By July, Wisconsin officials plan to be testing out special courts set aside solely for business matters.
If the trial run proves a success, Wisconsin may well join the ranks of 29 other states that have adopted a full-blown system of business courts.
Robert Gegios, a longtime business attorney at Kohner Mann & Kailas in Milwaukee, could not be more enthusiastic about that prospect.
Gegios worked with the American Bar Association in the early 1990s to encourage states to set up business courts.
Year after year since then, Gegios has watched as other states established their own system of courts dedicated to business litigation. Now he’s happy to see his own state finally get the ball rolling.
“I’m very enthusiastic about this step,” he said. “It follows everything the ABA has been trying to promote and it comes in the wake of so many success stories in many states.”

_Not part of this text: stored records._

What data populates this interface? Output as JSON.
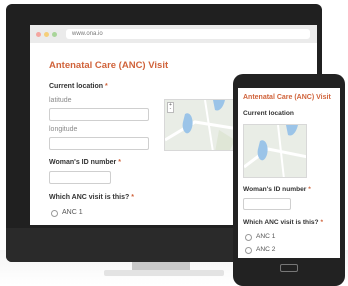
{
  "browser": {
    "url": "www.ona.io",
    "dot_colors": [
      "#f4a6a0",
      "#f5cf7a",
      "#a9d59a"
    ]
  },
  "form": {
    "title": "Antenatal Care (ANC) Visit",
    "current_location_label": "Current location",
    "required_marker": "*",
    "latitude_label": "latitude",
    "longitude_label": "longitude",
    "woman_id_label": "Woman's ID number",
    "anc_visit_question": "Which ANC visit is this?",
    "options": [
      "ANC 1",
      "ANC 2"
    ]
  },
  "colors": {
    "accent": "#d0633b",
    "map_water": "#9bc4e8",
    "map_land": "#e9ede6"
  }
}
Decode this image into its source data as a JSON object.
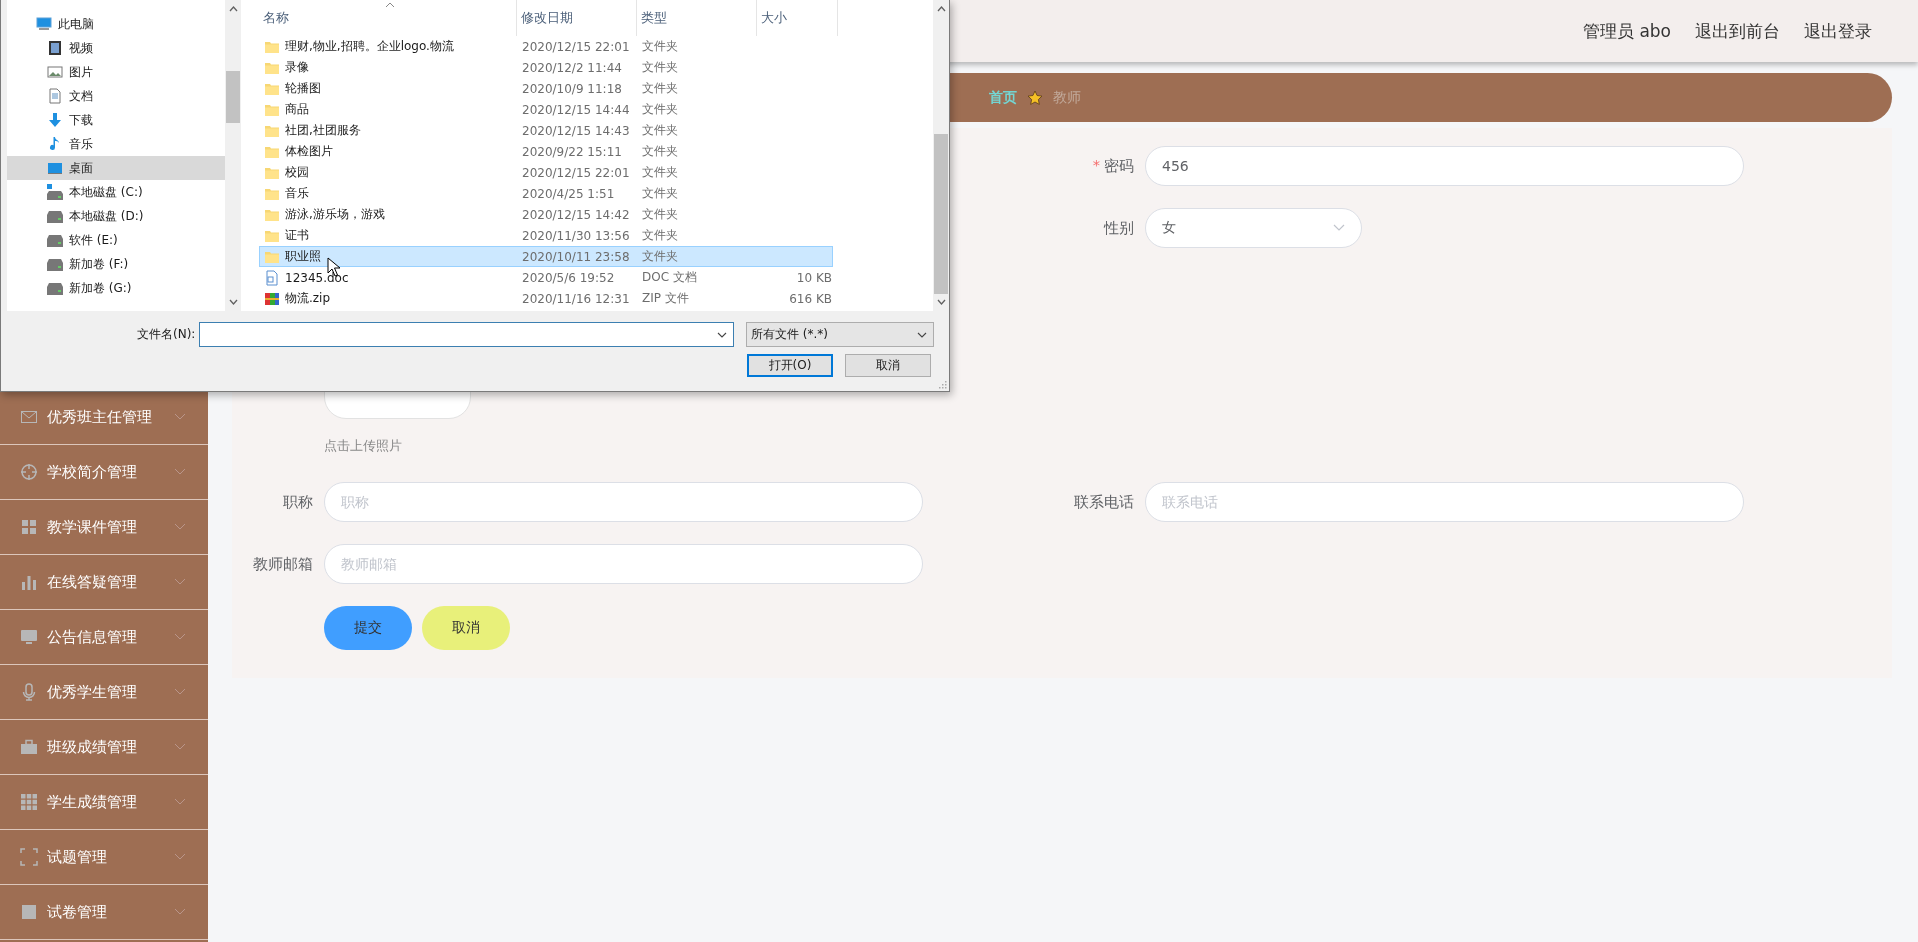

Chief Justice Pat Roggensack convened a committee in the fall to investigate the possible benefits of having state business courts. The committee consulted officials in other places, such as Georgia, Ohio and South Carolina, where these alternative court systems have been around for years.

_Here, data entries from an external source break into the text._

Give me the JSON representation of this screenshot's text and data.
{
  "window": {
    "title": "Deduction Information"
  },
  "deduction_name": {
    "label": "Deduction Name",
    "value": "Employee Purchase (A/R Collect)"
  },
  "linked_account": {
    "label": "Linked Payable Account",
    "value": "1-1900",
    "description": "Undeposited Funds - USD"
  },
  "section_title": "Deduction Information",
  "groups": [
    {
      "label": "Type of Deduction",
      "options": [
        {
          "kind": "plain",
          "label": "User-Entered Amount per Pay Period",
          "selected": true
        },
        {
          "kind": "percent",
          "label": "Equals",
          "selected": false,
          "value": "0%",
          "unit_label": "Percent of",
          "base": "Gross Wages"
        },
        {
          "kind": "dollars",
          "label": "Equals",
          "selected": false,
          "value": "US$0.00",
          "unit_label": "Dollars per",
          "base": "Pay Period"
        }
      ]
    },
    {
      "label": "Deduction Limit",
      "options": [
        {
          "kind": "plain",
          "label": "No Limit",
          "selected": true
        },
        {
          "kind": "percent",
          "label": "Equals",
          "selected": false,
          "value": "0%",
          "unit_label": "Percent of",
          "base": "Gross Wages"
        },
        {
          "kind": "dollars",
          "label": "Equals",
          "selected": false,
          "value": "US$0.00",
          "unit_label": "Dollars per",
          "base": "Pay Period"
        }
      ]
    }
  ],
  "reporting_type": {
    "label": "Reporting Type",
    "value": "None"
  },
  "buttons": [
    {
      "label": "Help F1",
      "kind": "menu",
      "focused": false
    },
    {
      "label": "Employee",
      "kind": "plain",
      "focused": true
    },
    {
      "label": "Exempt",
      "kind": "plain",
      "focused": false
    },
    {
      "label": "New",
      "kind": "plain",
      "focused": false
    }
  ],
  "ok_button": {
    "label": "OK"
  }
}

The committee, which included judges, attorneys and the secretary of the state Department of Financial Institutions. brought forth its recommendations by filing a petition for a rule change to the Wisconsin Supreme Court Rules. The justices approved it in November.
According to the plans the justices then gave their blessing to, business courts will first be tested in Waukesha County and the Eighth Judicial District, which encompasses Marinette, Oconto, Door, Kewaunee, Brown, Outagamie and Waupaca counties. The trial run is scheduled to end in July 2020.
Gegios said he thinks business courts will be an asset not because judges have proved incapable of overseeing these sorts of cases but because they are generally more efficient and reliable at handling business matters than standard courts.
According to the approved plans, Waukesha County would have two judges who, in addition to their regular duties, would devote part of their time to hearing business court cases. In the Eighth Judicial District, five judges would handle the business court’s docket.
One goal for trying to have only certain judges oversee business cases is to produce more predictable, consistent decisions for litigants. Less time in court will also mean less expense of taxpayer money, say Gegios and Mitchell Bach, one of the attorneys that led a subcommittee of the ABA’s business law section that helped states create dockets dedicated to business litigation.
“It’s not that we’re not getting solid judging, but it would make it easier for everyone,” Gegios said. Wisconsin’s test run does not include rules mandating how business court judges must manage cases. But it does provide guidelines calling on judges to consider when alternative dispute resolution should be invoked. Judges will also be asked to keep strong control of electronic discovery to manage costs and to use standardized stipulation and protective orders.
One essential step in establishing business courts is to carefully define what sorts of cases they might be asked to take up, said Bach, a business litigator who also helped form a business court in Philadelphia in 2000.
“Commercial litigation encompasses many, many kinds of cases, and we felt it was really important to find exactly what cases went in and made a list of what cases should not,” he said.
Roggensack’s committee is so far proposing that Wisconsin’s business courts be allowed to handle only cases arising between two business entities. These might include disputes over intellectual property rights, internal affairs and securities. Excluded would be cases involving small-claims consumers, labor organizations, landlords and tenants, residential foreclosures, the government and similar matters.
Bach said that business courts have not always been embraced by judges and lawyers. Some critics contend the specialized courts favor big businesses or are elitist.
“I don’t know of that being true anywhere,” he said. “I‘ve never seen that, though I’ve heard some very intelligent people make that accusation.”
The justices will hold a public hearing in February to let attorneys and other stakeholders weigh in on the trial run.